- **REQUIREMENT**
Copy each line of the entries that contains the word "this".

Stored records
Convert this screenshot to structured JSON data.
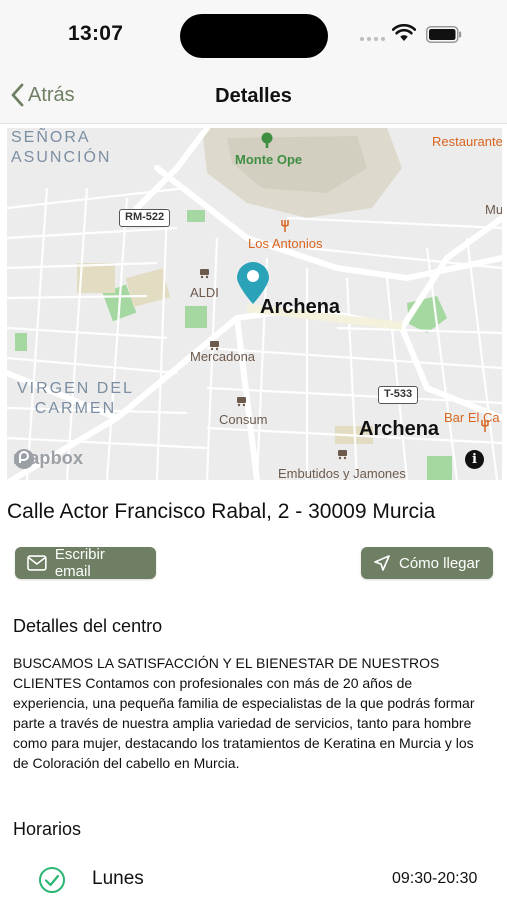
{
  "status_bar": {
    "time": "13:07"
  },
  "nav": {
    "back_label": "Atrás",
    "title": "Detalles"
  },
  "map": {
    "labels": {
      "district_1": [
        "SEÑORA",
        "ASUNCIÓN"
      ],
      "district_2": [
        "VIRGEN DEL",
        "CARMEN"
      ],
      "monte": "Monte Ope",
      "restaurante": "Restaurante",
      "mu": "Mu",
      "los_antonios": "Los Antonios",
      "aldi": "ALDI",
      "archena_main": "Archena",
      "archena_second": "Archena",
      "mercadona": "Mercadona",
      "consum": "Consum",
      "bar": "Bar El Ca",
      "embutidos": "Embutidos y Jamones",
      "rm": "RM-522",
      "t": "T-533",
      "mapbox": "mapbox",
      "info": "i"
    },
    "colors": {
      "pin": "#2aa3b8",
      "park": "#9fd59a",
      "water_area": "#d9d5c6"
    }
  },
  "address": "Calle Actor Francisco Rabal, 2 - 30009 Murcia",
  "actions": {
    "email_label": "Escribir email",
    "route_label": "Cómo llegar"
  },
  "details": {
    "title": "Detalles del centro",
    "text": "BUSCAMOS LA SATISFACCIÓN Y EL BIENESTAR DE NUESTROS CLIENTES  Contamos con profesionales con más de 20 años de experiencia, una pequeña familia de especialistas de la que podrás formar parte a través de nuestra amplia variedad de servicios, tanto para hombre como para mujer, destacando los tratamientos de Keratina en Murcia y los de Coloración del cabello en Murcia."
  },
  "schedule": {
    "title": "Horarios",
    "rows": [
      {
        "day": "Lunes",
        "hours": "09:30-20:30"
      }
    ]
  },
  "theme": {
    "accent": "#6f7f63",
    "check": "#2bb673"
  }
}
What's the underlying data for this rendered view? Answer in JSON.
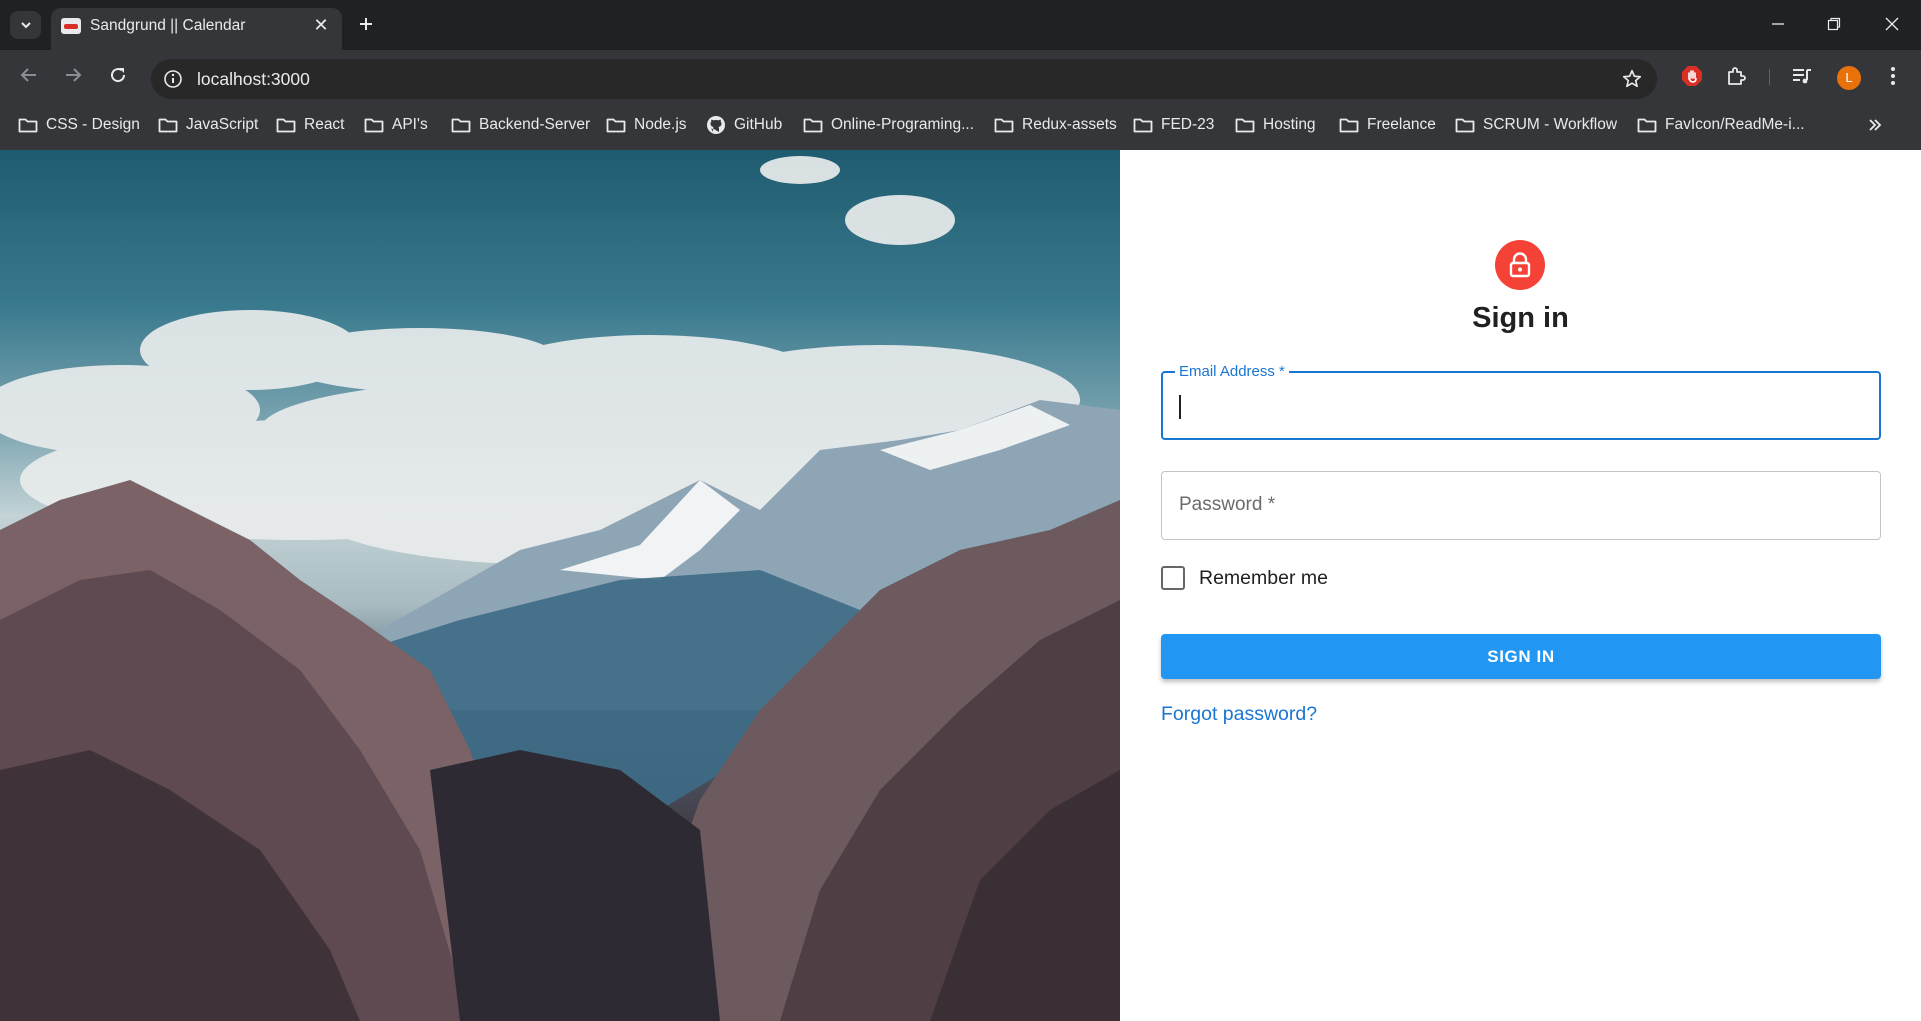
{
  "browser": {
    "tab": {
      "title": "Sandgrund || Calendar"
    },
    "url": "localhost:3000",
    "profile_initial": "L",
    "bookmarks": [
      {
        "label": "CSS - Design",
        "icon": "folder-icon"
      },
      {
        "label": "JavaScript",
        "icon": "folder-icon"
      },
      {
        "label": "React",
        "icon": "folder-icon"
      },
      {
        "label": "API's",
        "icon": "folder-icon"
      },
      {
        "label": "Backend-Server",
        "icon": "folder-icon"
      },
      {
        "label": "Node.js",
        "icon": "folder-icon"
      },
      {
        "label": "GitHub",
        "icon": "github-icon"
      },
      {
        "label": "Online-Programing...",
        "icon": "folder-icon"
      },
      {
        "label": "Redux-assets",
        "icon": "folder-icon"
      },
      {
        "label": "FED-23",
        "icon": "folder-icon"
      },
      {
        "label": "Hosting",
        "icon": "folder-icon"
      },
      {
        "label": "Freelance",
        "icon": "folder-icon"
      },
      {
        "label": "SCRUM - Workflow",
        "icon": "folder-icon"
      },
      {
        "label": "FavIcon/ReadMe-i...",
        "icon": "folder-icon"
      }
    ]
  },
  "login": {
    "heading": "Sign in",
    "email_label": "Email Address *",
    "email_value": "",
    "password_placeholder": "Password *",
    "remember_label": "Remember me",
    "remember_checked": false,
    "submit_label": "SIGN IN",
    "forgot_link": "Forgot password?"
  },
  "colors": {
    "accent": "#1976d2",
    "button": "#2196f3",
    "lock_avatar": "#f44336"
  }
}
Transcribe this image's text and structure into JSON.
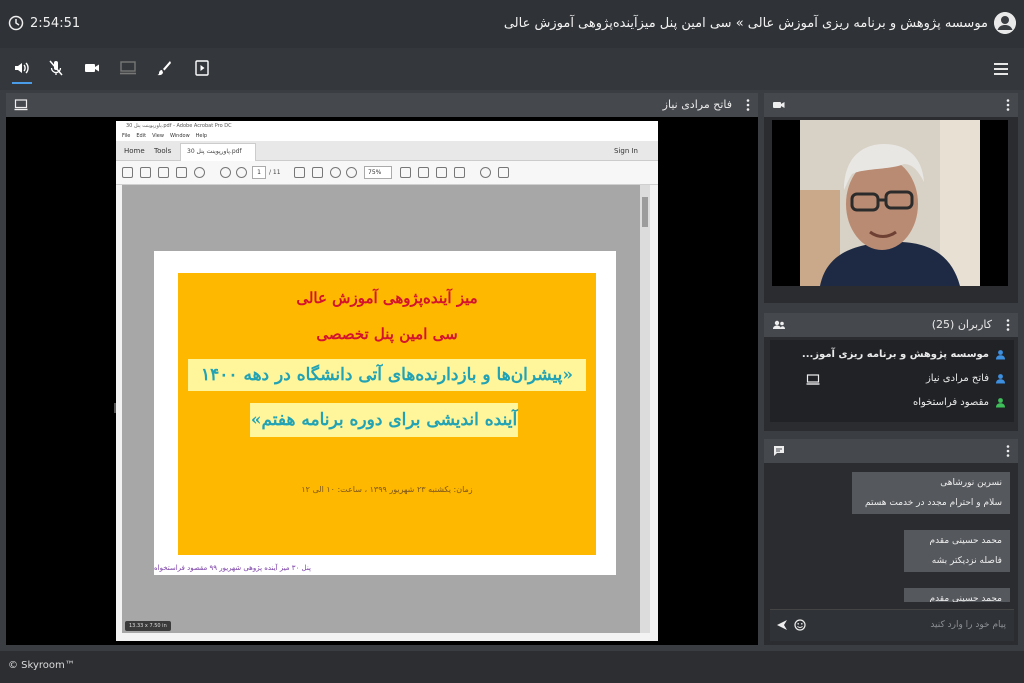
{
  "header": {
    "time": "2:54:51",
    "room_title": "موسسه پژوهش و برنامه ریزی آموزش عالی » سی امین پنل میزآینده‌پژوهی آموزش عالی"
  },
  "share_panel": {
    "title": "فاتح مرادی نیاز",
    "acrobat": {
      "window_title": "پاورپوینت پنل 30.pdf - Adobe Acrobat Pro DC",
      "menu": [
        "File",
        "Edit",
        "View",
        "Window",
        "Help"
      ],
      "tabs": {
        "home": "Home",
        "tools": "Tools",
        "doc": "پاورپوینت پنل 30.pdf",
        "sign_in": "Sign In"
      },
      "page_current": "1",
      "page_total": "/ 11",
      "zoom": "75%",
      "size_badge": "13.33 x 7.50 in"
    },
    "slide": {
      "line1": "میز آینده‌پژوهی آموزش عالی",
      "line2": "سی امین پنل تخصصی",
      "line3": "«پیشران‌ها و بازدارنده‌های آتی دانشگاه در دهه ۱۴۰۰",
      "line4": "آینده اندیشی برای دوره برنامه هفتم»",
      "line5": "زمان: یکشنبه ۲۳ شهریور ۱۳۹۹ ، ساعت: ۱۰ الی ۱۲"
    },
    "footer_note": "پنل ۳۰ میز آینده پژوهی  شهریور ۹۹ مقصود فراستخواه"
  },
  "users_panel": {
    "title": "کاربران (25)",
    "users": [
      {
        "name": "موسسه پژوهش و برنامه ریزی آموز...",
        "color": "#3d8fe0"
      },
      {
        "name": "فاتح مرادی نیاز",
        "color": "#3d8fe0"
      },
      {
        "name": "مقصود فراستخواه",
        "color": "#3fbf5a"
      }
    ]
  },
  "chat_panel": {
    "messages": [
      {
        "name": "نسرین نورشاهی",
        "text": "سلام و احترام مجدد در خدمت هستم"
      },
      {
        "name": "محمد حسینی مقدم",
        "text": "فاصله نزدیکتر بشه"
      },
      {
        "name": "محمد حسینی مقدم",
        "text": ""
      }
    ],
    "input_placeholder": "پیام خود را وارد کنید"
  },
  "footer": {
    "brand": "© Skyroom™"
  },
  "colors": {
    "accent": "#4a9be8",
    "slide_bg": "#ffb800",
    "slide_title": "#d4142e",
    "slide_highlight": "#22a3b5"
  }
}
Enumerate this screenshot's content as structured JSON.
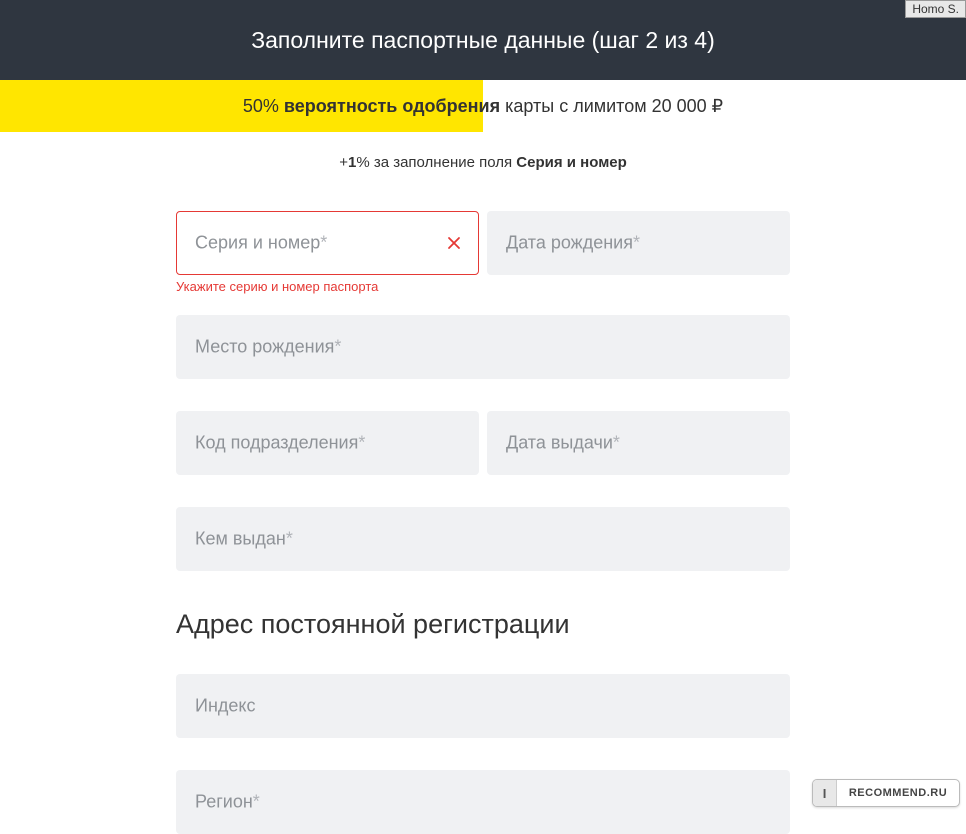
{
  "header": {
    "title": "Заполните паспортные данные (шаг 2 из 4)"
  },
  "approval": {
    "progress_percent": 50,
    "percent_label": "50%",
    "bold_text": "вероятность одобрения",
    "rest_text": " карты с лимитом 20 000 ₽"
  },
  "bonus": {
    "prefix": "+",
    "num": "1",
    "mid": "% за заполнение поля ",
    "field_name": "Серия и номер"
  },
  "fields": {
    "series_number": {
      "label": "Серия и номер",
      "required": true,
      "error": "Укажите серию и номер паспорта"
    },
    "birth_date": {
      "label": "Дата рождения",
      "required": true
    },
    "birth_place": {
      "label": "Место рождения",
      "required": true
    },
    "dept_code": {
      "label": "Код подразделения",
      "required": true
    },
    "issue_date": {
      "label": "Дата выдачи",
      "required": true
    },
    "issued_by": {
      "label": "Кем выдан",
      "required": true
    },
    "index": {
      "label": "Индекс",
      "required": false
    },
    "region": {
      "label": "Регион",
      "required": true
    }
  },
  "section": {
    "address_title": "Адрес постоянной регистрации"
  },
  "top_tag": "Homo S.",
  "watermark": {
    "i": "I",
    "text": "RECOMMEND.RU"
  }
}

- **THE COMPLETED TASK**
Convert this screenshot to structured JSON data.
What's the underlying data for this rendered view? Answer in JSON.
Transcribe this image's text and structure into JSON.
Enumerate this screenshot's content as structured JSON.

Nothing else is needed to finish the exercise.